Pauillac looks reasonably homogeneous at the cru classé level in 2011. There’s not the power and depth of fruit here as in 2010 nor the exciting ripeness of 2009. Middle-weight wines in the main, these feel a little compact, though the fruit seems to be there in most cases and there is plenty of chew to the tannins. Most need time in bottle to evolve. All the properties could have benefitted from extra ripeness but that’s largely the vintage speaking. That said Château Pichon-Lalande and Château Batailley stood out particularly for their harmony and finesse.
You can’t turn to 2011 Haut-Médoc with the confidence that you can in say 2010, 2009 or 2005. Then pretty much all the prominent properties in this appellation, and more besides, really succeeded in these vintages. They remain very good buys, something underscored at this week’s Masters of Wine Institute tasting of the 2009s [more on which soon] and 2010 tastings this summer at Vinexpo. This can’t really be said for 2011. Compact on the whole, some are chunky and punchy, and while they have vigour these wines generally lack charm and aren’t available at a substantial enough discount to make them an appealing purchase. They may come round in the long run. If they do, great. Go and buy them then. And if they do I’d be amazed if they rise much in price in the meantime given the string of mediocre vintages currently in the Bordeaux pipeline.
Four 2008 Cru Classé from the Haut-Médoc felt less fleshy, firmer and with greater grip and acid than I remember two years back at the UGCB. Once again these wines seem in retreat. Chateau La Tour Carnet was the best and worked really nicely, not overdone at all. Chateau de Camensac and Chateau Cantemerle were pretty structured and grippy and both at the ugly duckling stage at present. Chateau Belgrave was a reasonably effort, if a little loose, and lacked a bit of depth. I’d have liked to have seen Chateau La Lagune but it was’t presented. 2009 and 2010 look better bets in the Haut-Médoc than 2008 for my palate – the price differential isn’t great but the wines are much better in those vintages.

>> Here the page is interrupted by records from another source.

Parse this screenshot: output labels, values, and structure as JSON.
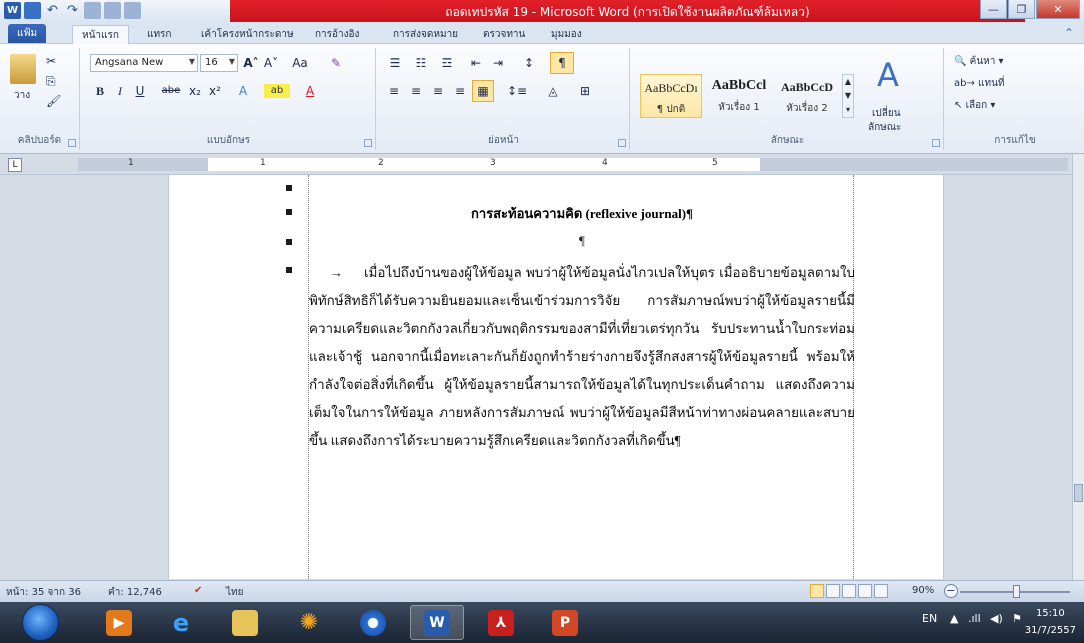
{
  "window": {
    "title": "ถอดเทปรหัส 19 - Microsoft Word (การเปิดใช้งานผลิตภัณฑ์ล้มเหลว)"
  },
  "ribbon_tabs": [
    "แฟ้ม",
    "หน้าแรก",
    "แทรก",
    "เค้าโครงหน้ากระดาษ",
    "การอ้างอิง",
    "การส่งจดหมาย",
    "ตรวจทาน",
    "มุมมอง"
  ],
  "clipboard": {
    "paste_label": "วาง",
    "group_label": "คลิปบอร์ด"
  },
  "font": {
    "name": "Angsana New",
    "size": "16",
    "group_label": "แบบอักษร",
    "buttons": [
      "B",
      "I",
      "U",
      "abe",
      "x₂",
      "x²",
      "Aa"
    ]
  },
  "paragraph": {
    "group_label": "ย่อหน้า"
  },
  "styles": {
    "group_label": "ลักษณะ",
    "items": [
      {
        "sample": "AaBbCcDı",
        "label": "¶ ปกติ"
      },
      {
        "sample": "AaBbCcl",
        "label": "หัวเรื่อง 1"
      },
      {
        "sample": "AaBbCcD",
        "label": "หัวเรื่อง 2"
      }
    ],
    "change_label_1": "เปลี่ยน",
    "change_label_2": "ลักษณะ"
  },
  "editing": {
    "group_label": "การแก้ไข",
    "find": "ค้นหา",
    "replace": "แทนที่",
    "select": "เลือก"
  },
  "ruler": {
    "numbers": [
      "1",
      "1",
      "2",
      "3",
      "4",
      "5"
    ]
  },
  "document": {
    "title": "การสะท้อนความคิด (reflexive journal)¶",
    "empty_para": "¶",
    "body": "เมื่อไปถึงบ้านของผู้ให้ข้อมูล พบว่าผู้ให้ข้อมูลนั่งไกวเปลให้บุตร เมื่ออธิบายข้อมูลตามใบพิทักษ์สิทธิก็ได้รับความยินยอมและเซ็นเข้าร่วมการวิจัย การสัมภาษณ์พบว่าผู้ให้ข้อมูลรายนี้มีความเครียดและวิตกกังวลเกี่ยวกับพฤติกรรมของสามีที่เที่ยวเตร่ทุกวัน รับประทานน้ำใบกระท่อมและเจ้าชู้ นอกจากนี้เมื่อทะเลาะกันก็ยังถูกทำร้ายร่างกายจึงรู้สึกสงสารผู้ให้ข้อมูลรายนี้ พร้อมให้กำลังใจต่อสิ่งที่เกิดขึ้น ผู้ให้ข้อมูลรายนี้สามารถให้ข้อมูลได้ในทุกประเด็นคำถาม แสดงถึงความเต็มใจในการให้ข้อมูล ภายหลังการสัมภาษณ์ พบว่าผู้ให้ข้อมูลมีสีหน้าท่าทางผ่อนคลายและสบายขึ้น แสดงถึงการได้ระบายความรู้สึกเครียดและวิตกกังวลที่เกิดขึ้น¶",
    "tab_arrow": "→"
  },
  "status": {
    "page": "หน้า: 35 จาก 36",
    "words": "คำ: 12,746",
    "language": "ไทย",
    "zoom": "90%",
    "zoom_level": 0.9
  },
  "taskbar": {
    "apps": [
      "media-player",
      "internet-explorer",
      "file-explorer",
      "pinwheel",
      "browser",
      "word",
      "acrobat",
      "powerpoint"
    ],
    "lang": "EN",
    "time": "15:10",
    "date": "31/7/2557"
  },
  "colors": {
    "title_red": "#d11a22",
    "ribbon_bg": "#e4ebf5",
    "word_blue": "#2a5cae"
  }
}
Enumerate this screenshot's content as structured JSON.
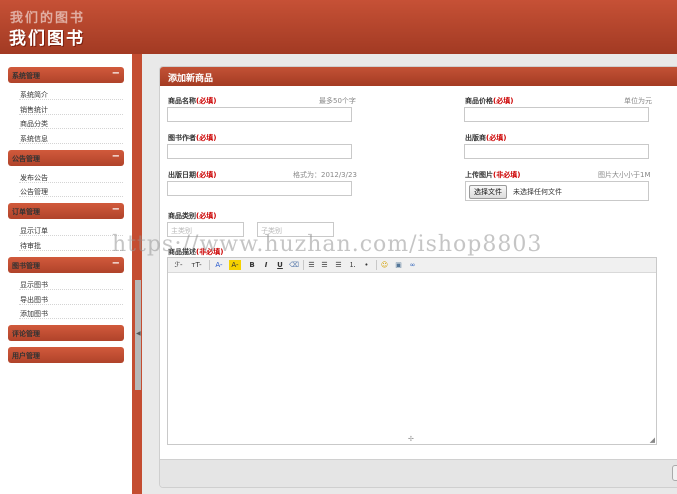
{
  "header": {
    "logo_text_top": "我们的图书",
    "logo_text": "我们图书"
  },
  "sidebar": {
    "groups": [
      {
        "title": "系统管理",
        "toggle": "−",
        "items": [
          "系统简介",
          "销售统计",
          "商品分类",
          "系统信息"
        ]
      },
      {
        "title": "公告管理",
        "toggle": "−",
        "items": [
          "发布公告",
          "公告管理"
        ]
      },
      {
        "title": "订单管理",
        "toggle": "−",
        "items": [
          "显示订单",
          "待审批"
        ]
      },
      {
        "title": "图书管理",
        "toggle": "−",
        "items": [
          "显示图书",
          "导出图书",
          "添加图书"
        ]
      },
      {
        "title": "评论管理"
      },
      {
        "title": "用户管理"
      }
    ]
  },
  "panel": {
    "title": "添加新商品",
    "fields": {
      "name": {
        "label": "商品名称",
        "req": "(必填)",
        "hint": "最多50个字",
        "value": ""
      },
      "price": {
        "label": "商品价格",
        "req": "(必填)",
        "hint": "单位为元",
        "value": ""
      },
      "author": {
        "label": "图书作者",
        "req": "(必填)",
        "value": ""
      },
      "publisher": {
        "label": "出版商",
        "req": "(必填)",
        "value": ""
      },
      "pubdate": {
        "label": "出版日期",
        "req": "(必填)",
        "hint": "格式为：2012/3/23",
        "value": ""
      },
      "image": {
        "label": "上传图片",
        "req": "(非必填)",
        "hint": "图片大小小于1M",
        "button": "选择文件",
        "filename": "未选择任何文件"
      },
      "category": {
        "label": "商品类别",
        "req": "(必填)",
        "main_placeholder": "主类别",
        "sub_placeholder": "子类别"
      },
      "desc": {
        "label": "商品描述",
        "req": "(非必填)"
      }
    },
    "toolbar": {
      "font_family": "ℱ-",
      "font_size": "ᴛT-",
      "font_color": "A-",
      "bg_color": "A-",
      "bold": "B",
      "italic": "I",
      "underline": "U",
      "eraser": "⌫",
      "align_left": "☰",
      "align_center": "☰",
      "align_right": "☰",
      "ordered_list": "⒈",
      "unordered_list": "•",
      "emoticon": "☺",
      "image": "▣",
      "link": "∞"
    }
  },
  "watermark": "https://www.huzhan.com/ishop8803"
}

Well that was an interesting primeurs week. Bordeaux 2011 is a fascinating vintage, though not for the reasons most of the producers would have liked. It’s a tricky, difficult year for the reds, because of the topsy-turvy nature of the growing season and a series of extreme events. First was the heat of the spring, more like summer, which led to rapid and precocious development in the vines. It pointed to the earliest ever harvest in Bordeaux’s history. Continuing drought followed by rain led the vines on a stop/start cycle and bunch ripeness became irregular. Searing days of heat in June [40C] also burnt the grapes in some places. Violent hail at the very beginning of September threatened to destroy a year’s crop inside half an hour in St Estèphe and rain in Bordeaux then, and in mid-September, also threatened a spread of rot, the fear of which may have led some producers to harvest grapes lacking in phenolic ripeness. Those who waited profited. Anyone working from a recipe book in this vintage was destined for trouble. It’s being described by many as a ‘technical’ vintage. It is certainly one that seems to separate the men from the boys.